Words: 557
Pages: 3

Why do girls achieve better GCSEs than Boys?
The traditional role of the supposed ‘housewife’, Cook, clean, look after the children, the husband goes to work and gets all the money. Girls began to see that there was more to just being a housewife. Many women were beginning to work. This left such an impact that many girls began to see that there was an ambition, an ambition to be an ‘independent women’. A women who achieved things on her won starting with her education. Artist like destiny’s child (independent women) and Ne-yo (Miss independent) have written songs praising women who are dependent on themselves as young girls listen to their ‘idols’ they see this as an ambition in life.

Research has shown that girls achieve better GCSE results than boy because they ‘behave’ better than boys do during classes.

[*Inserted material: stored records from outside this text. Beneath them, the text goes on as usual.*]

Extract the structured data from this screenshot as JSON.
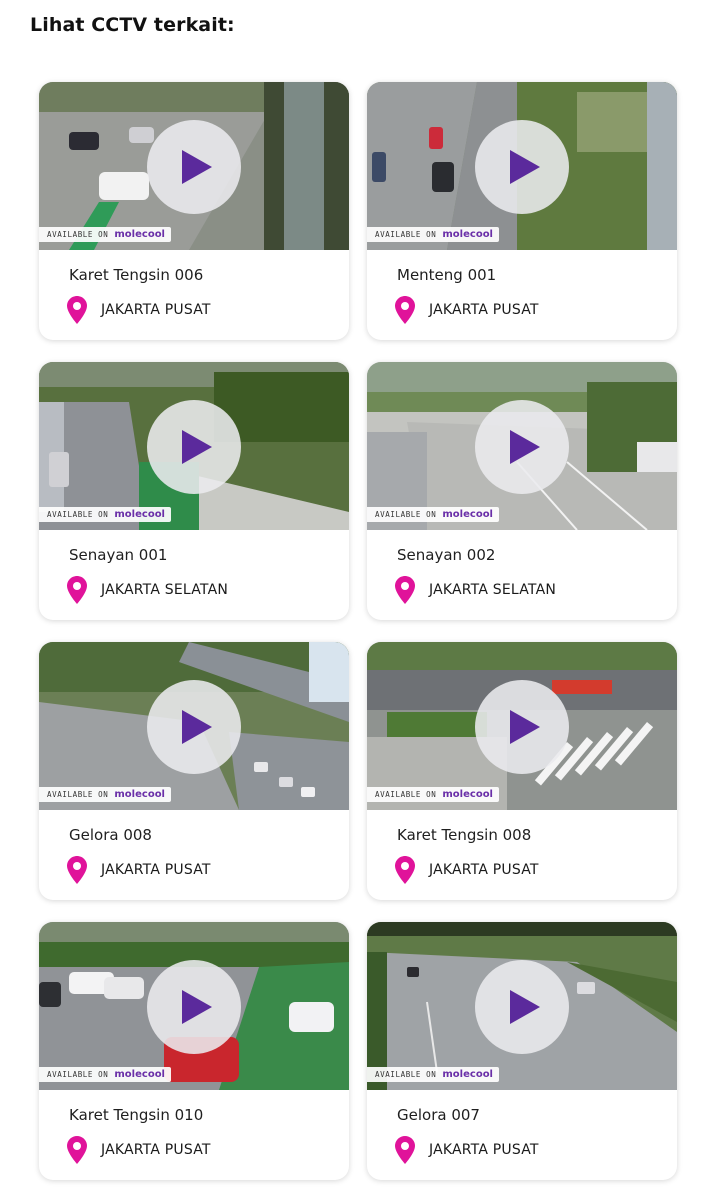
{
  "heading": "Lihat CCTV terkait:",
  "badge": {
    "available_text": "AVAILABLE ON",
    "brand": "molecool"
  },
  "colors": {
    "play_triangle": "#5b2a9c",
    "pin": "#e0139a",
    "brand": "#6a2fa8"
  },
  "icons": {
    "play": "play-icon",
    "location": "location-pin-icon"
  },
  "cards": [
    {
      "name": "Karet Tengsin 006",
      "location": "JAKARTA PUSAT"
    },
    {
      "name": "Menteng 001",
      "location": "JAKARTA PUSAT"
    },
    {
      "name": "Senayan 001",
      "location": "JAKARTA SELATAN"
    },
    {
      "name": "Senayan 002",
      "location": "JAKARTA SELATAN"
    },
    {
      "name": "Gelora 008",
      "location": "JAKARTA PUSAT"
    },
    {
      "name": "Karet Tengsin 008",
      "location": "JAKARTA PUSAT"
    },
    {
      "name": "Karet Tengsin 010",
      "location": "JAKARTA PUSAT"
    },
    {
      "name": "Gelora 007",
      "location": "JAKARTA PUSAT"
    }
  ]
}
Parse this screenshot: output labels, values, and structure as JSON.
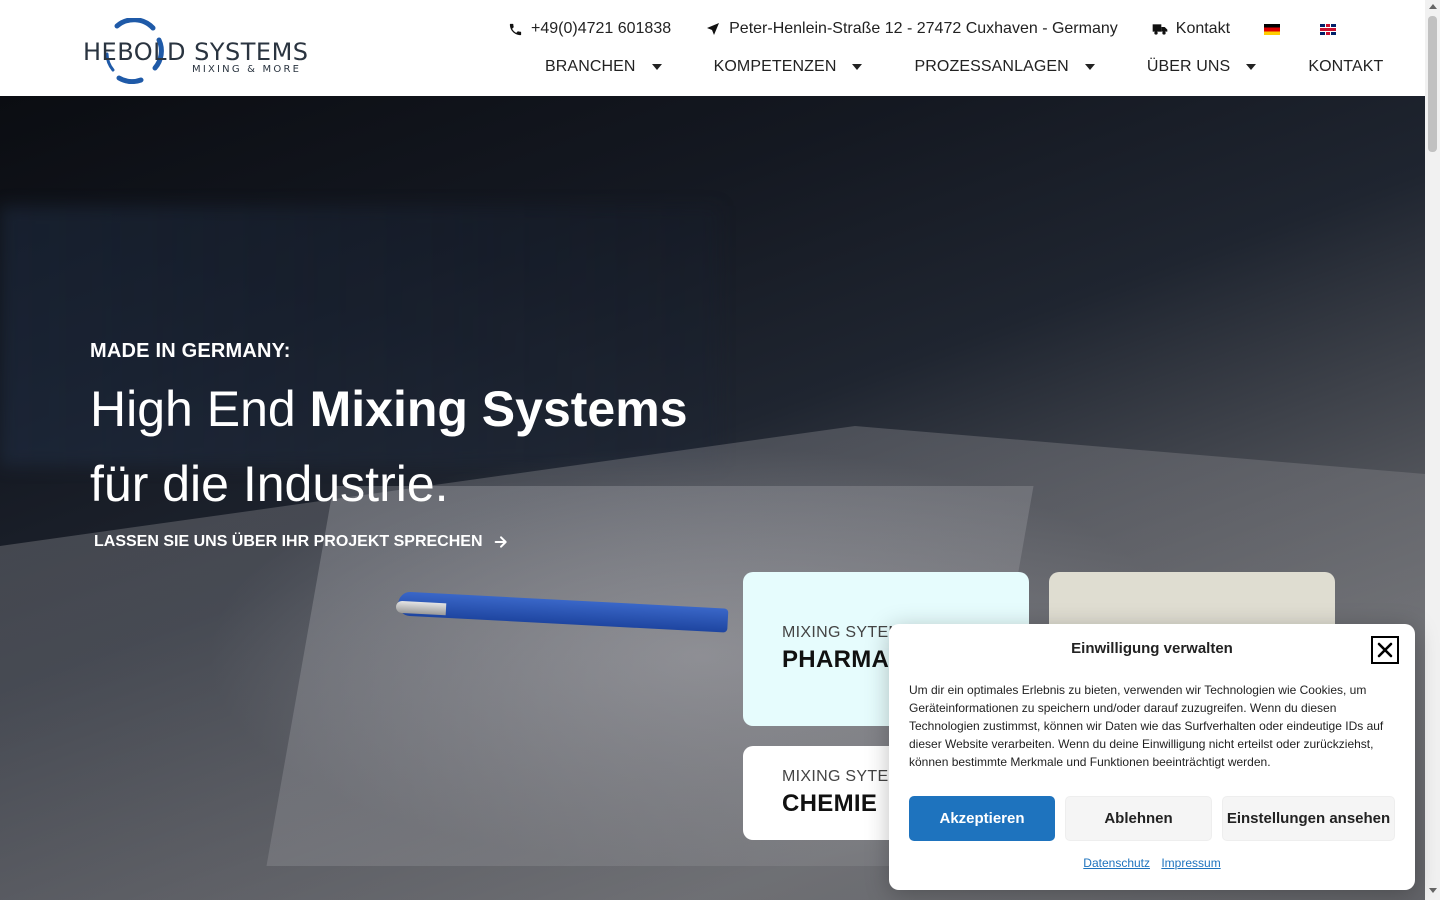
{
  "brand": {
    "name": "HEBOLD SYSTEMS",
    "tagline": "MIXING & MORE"
  },
  "topbar": {
    "phone": "+49(0)4721 601838",
    "address": "Peter-Henlein-Straße 12 - 27472 Cuxhaven - Germany",
    "contact": "Kontakt"
  },
  "nav": {
    "items": [
      {
        "label": "BRANCHEN"
      },
      {
        "label": "KOMPETENZEN"
      },
      {
        "label": "PROZESSANLAGEN"
      },
      {
        "label": "ÜBER UNS"
      },
      {
        "label": "KONTAKT"
      }
    ]
  },
  "hero": {
    "kicker": "MADE IN GERMANY:",
    "title_light": "High End ",
    "title_bold": "Mixing Systems",
    "title_line2": "für die Industrie.",
    "cta": "LASSEN SIE UNS ÜBER IHR PROJEKT SPRECHEN"
  },
  "cards": [
    {
      "kicker": "MIXING SYTEM",
      "title": "PHARMA"
    },
    {
      "kicker": "MIXING SYTEM",
      "title": "CHEMIE"
    }
  ],
  "consent": {
    "title": "Einwilligung verwalten",
    "text": "Um dir ein optimales Erlebnis zu bieten, verwenden wir Technologien wie Cookies, um Geräteinformationen zu speichern und/oder darauf zuzugreifen. Wenn du diesen Technologien zustimmst, können wir Daten wie das Surfverhalten oder eindeutige IDs auf dieser Website verarbeiten. Wenn du deine Einwilligung nicht erteilst oder zurückziehst, können bestimmte Merkmale und Funktionen beeinträchtigt werden.",
    "accept": "Akzeptieren",
    "deny": "Ablehnen",
    "settings": "Einstellungen ansehen",
    "link_privacy": "Datenschutz",
    "link_imprint": "Impressum"
  },
  "colors": {
    "accent": "#1e73be",
    "card_pharma": "#e6fcfd",
    "card_beige": "#dfddd1",
    "logo_blue": "#1f5aa8"
  },
  "icons": {
    "phone": "phone-icon",
    "address": "location-arrow-icon",
    "contact": "truck-contact-icon",
    "cta": "arrow-right-icon",
    "close": "close-icon"
  }
}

A study of performance in school showed that marks are not determined just by academic ability but also attentiveness and how organised you are. Girls have shown to have more of these traits than boys; this therefore gives them an advantage over the boys, which research has shown. Research form universities blame the fact that teacher also look at how well the child is engaged and how often the child loses control. These factors are said to benefit girls making their marks compared to boys, rise.

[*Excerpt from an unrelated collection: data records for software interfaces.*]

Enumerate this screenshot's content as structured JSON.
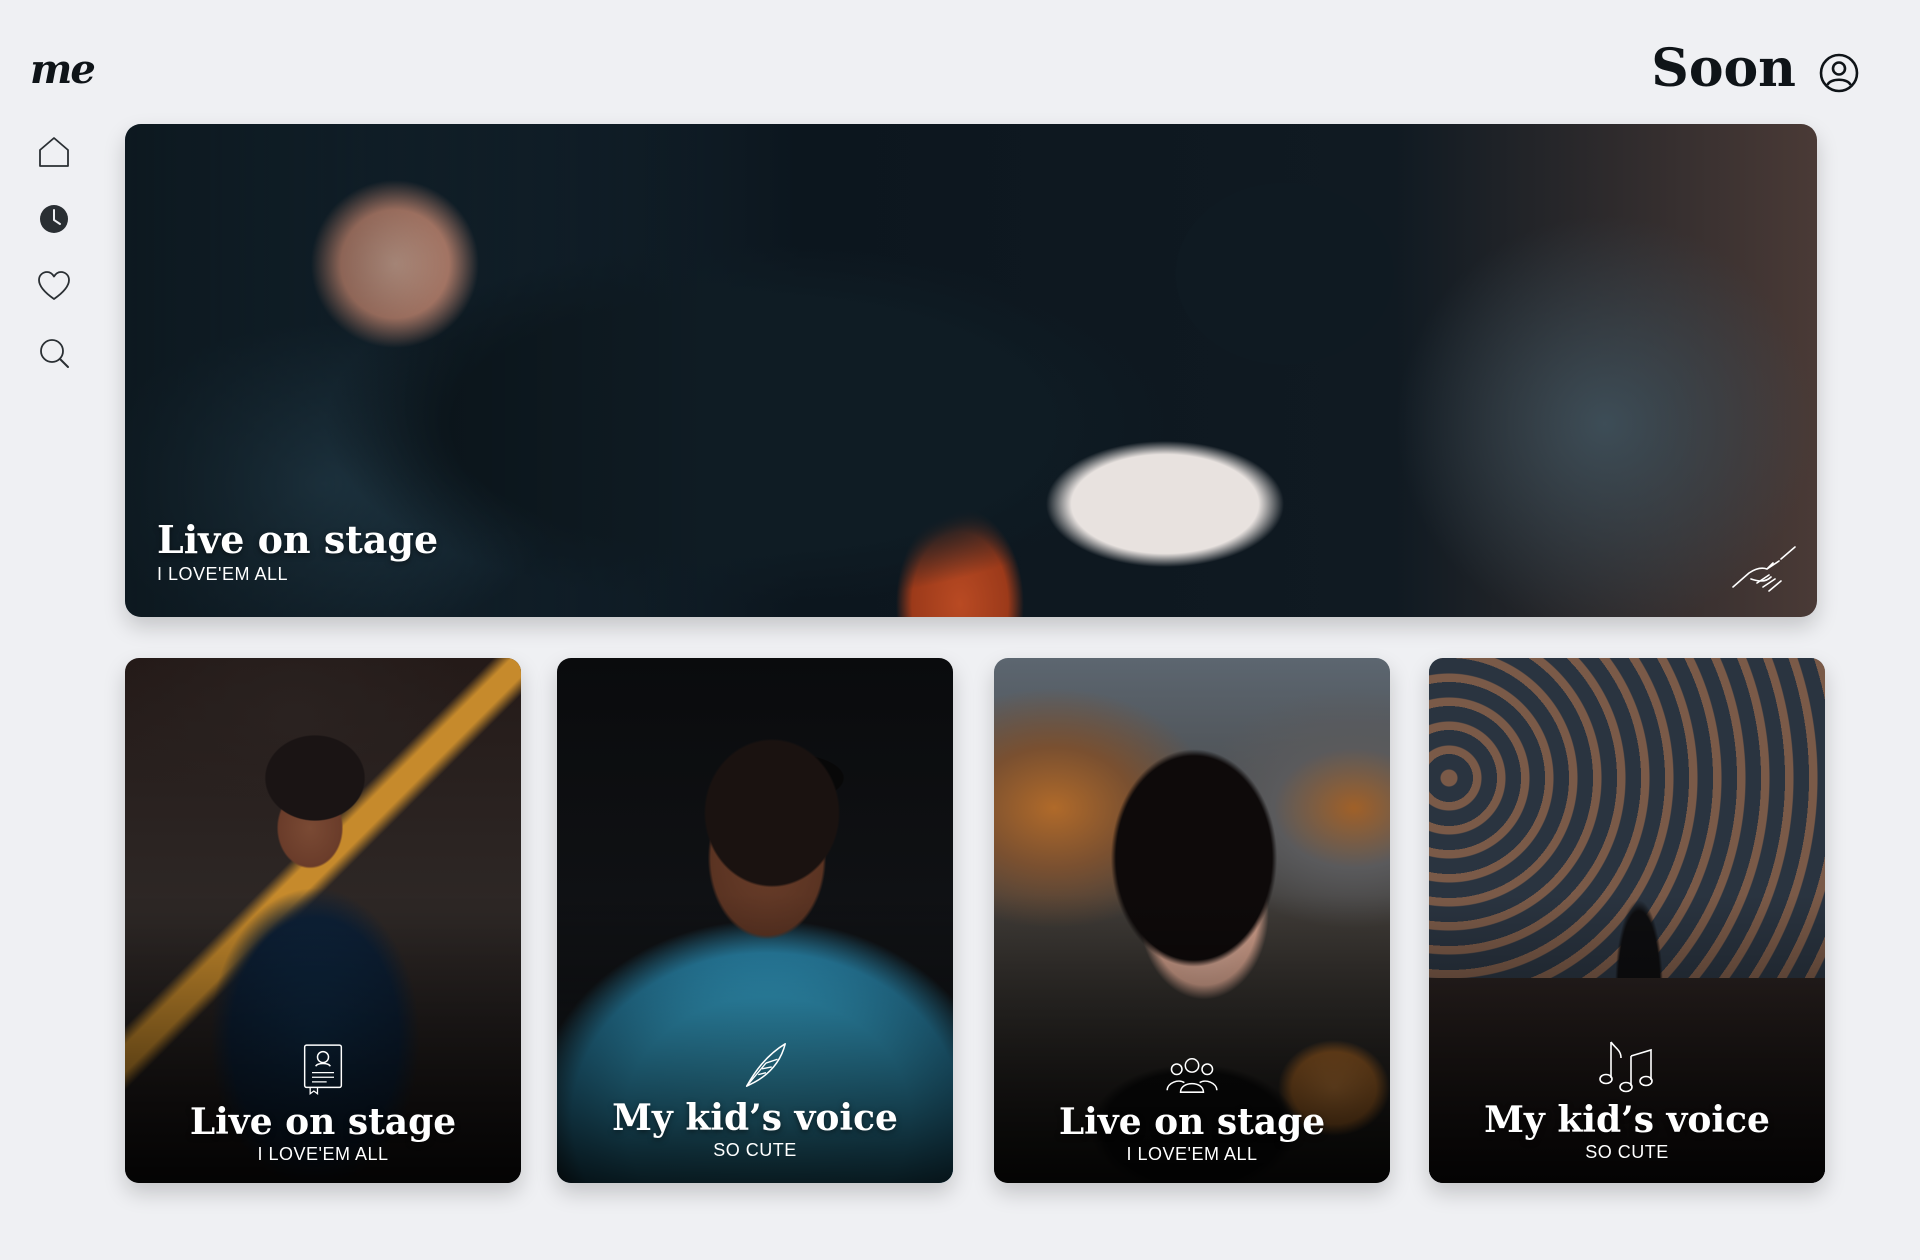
{
  "brand": {
    "logo_text": "me"
  },
  "header": {
    "title": "Soon",
    "profile_icon": "user-circle-icon"
  },
  "sidebar": {
    "items": [
      {
        "name": "home",
        "icon": "home-icon",
        "active": false
      },
      {
        "name": "recent",
        "icon": "clock-icon",
        "active": true
      },
      {
        "name": "favorites",
        "icon": "heart-icon",
        "active": false
      },
      {
        "name": "search",
        "icon": "search-icon",
        "active": false
      }
    ]
  },
  "hero": {
    "title": "Live on stage",
    "subtitle": "I LOVE'EM ALL",
    "icon": "handshake-icon"
  },
  "cards": [
    {
      "title": "Live on stage",
      "subtitle": "I LOVE'EM ALL",
      "icon": "certificate-icon"
    },
    {
      "title": "My kid’s voice",
      "subtitle": "SO CUTE",
      "icon": "quill-icon"
    },
    {
      "title": "Live on stage",
      "subtitle": "I LOVE'EM ALL",
      "icon": "group-icon"
    },
    {
      "title": "My kid’s voice",
      "subtitle": "SO CUTE",
      "icon": "music-notes-icon"
    }
  ],
  "colors": {
    "background": "#eff0f3",
    "text_dark": "#0f1418",
    "overlay_text": "#ffffff"
  }
}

"GCSEs require a degree of solo work and are not viewed as 'cool' in a laddish culture." Some believe that because boys supposedly do not deem a lot of revision and staying in to complete homework is a contribution why girls achieve better GCSE results than boys. Some argue that because this attitude that some boys have teachers cannot be bothered with them and simply concentrate on the girls that do want to learn.

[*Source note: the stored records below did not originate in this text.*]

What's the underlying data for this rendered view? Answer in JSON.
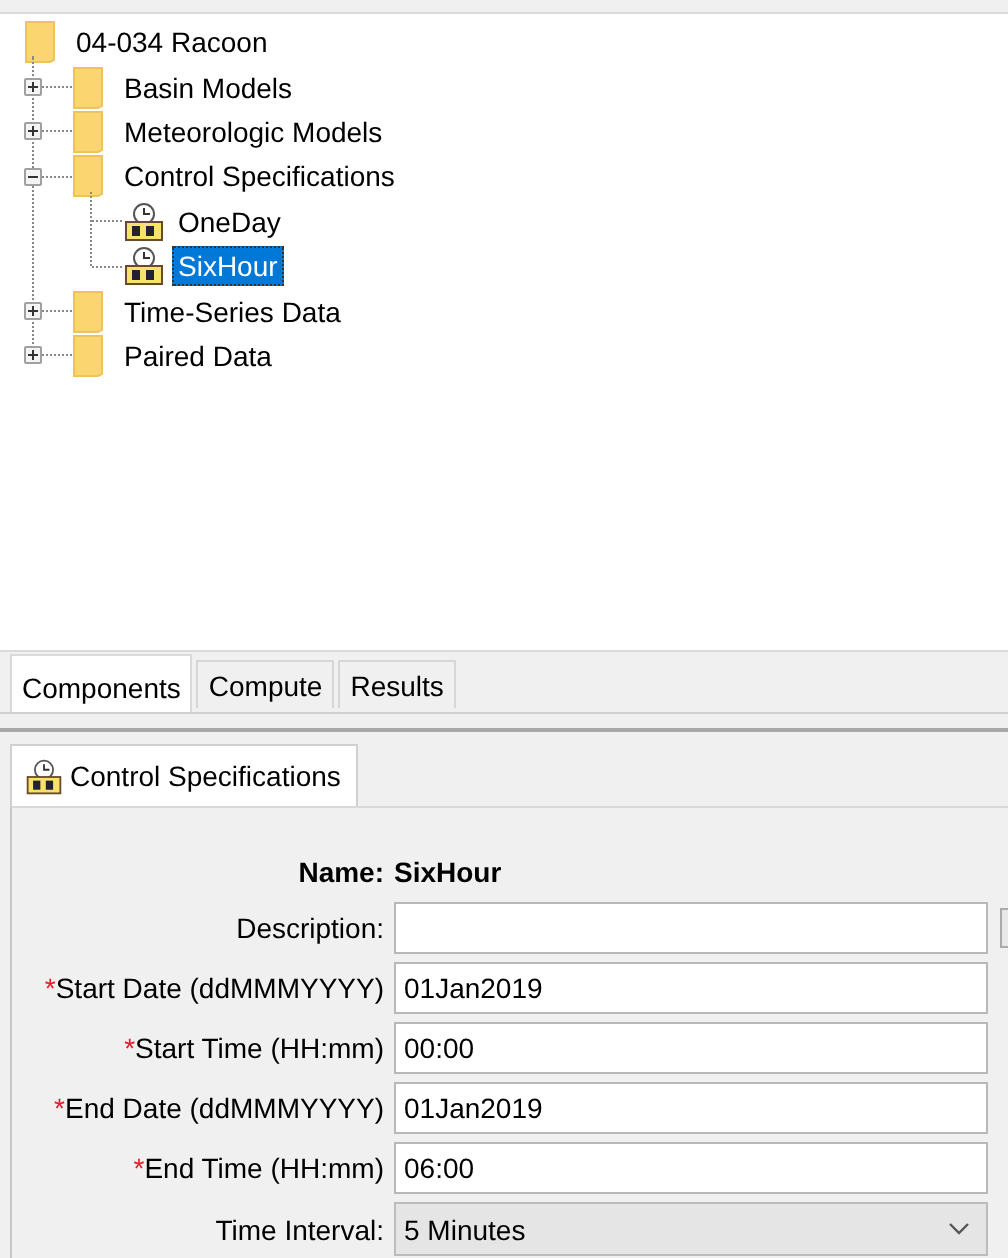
{
  "tree": {
    "root": {
      "label": "04-034 Racoon",
      "kind": "folder",
      "selected": false,
      "children": [
        {
          "label": "Basin Models",
          "kind": "folder",
          "expanded": false,
          "selected": false
        },
        {
          "label": "Meteorologic Models",
          "kind": "folder",
          "expanded": false,
          "selected": false
        },
        {
          "label": "Control Specifications",
          "kind": "folder",
          "expanded": true,
          "selected": false,
          "children": [
            {
              "label": "OneDay",
              "kind": "spec",
              "selected": false
            },
            {
              "label": "SixHour",
              "kind": "spec",
              "selected": true
            }
          ]
        },
        {
          "label": "Time-Series Data",
          "kind": "folder",
          "expanded": false,
          "selected": false
        },
        {
          "label": "Paired Data",
          "kind": "folder",
          "expanded": false,
          "selected": false
        }
      ]
    }
  },
  "tabs": [
    {
      "label": "Components",
      "selected": true
    },
    {
      "label": "Compute",
      "selected": false
    },
    {
      "label": "Results",
      "selected": false
    }
  ],
  "editor": {
    "tab": {
      "label": "Control Specifications",
      "selected": true
    },
    "fields": [
      {
        "kind": "static",
        "label": "Name:",
        "value": "SixHour"
      },
      {
        "kind": "text",
        "label": "Description:",
        "side_button": true
      },
      {
        "kind": "text",
        "required_mark": "*",
        "label": "Start Date (ddMMMYYYY)",
        "value": "01Jan2019"
      },
      {
        "kind": "text",
        "required_mark": "*",
        "label": "Start Time (HH:mm)",
        "value": "00:00"
      },
      {
        "kind": "text",
        "required_mark": "*",
        "label": "End Date (ddMMMYYYY)",
        "value": "01Jan2019"
      },
      {
        "kind": "text",
        "required_mark": "*",
        "label": "End Time (HH:mm)",
        "value": "06:00"
      },
      {
        "kind": "dropdown",
        "label": "Time Interval:",
        "value": "5 Minutes"
      }
    ]
  }
}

Sexism has died out in schools. Teachers began to recognise that girls could do just as well in education if they were just given the chance, and began to favour teaching girls. This has then motivated girls to do well in schools and show those that still believed a women’s role was ‘at home’ that she could excel in education and then go into further education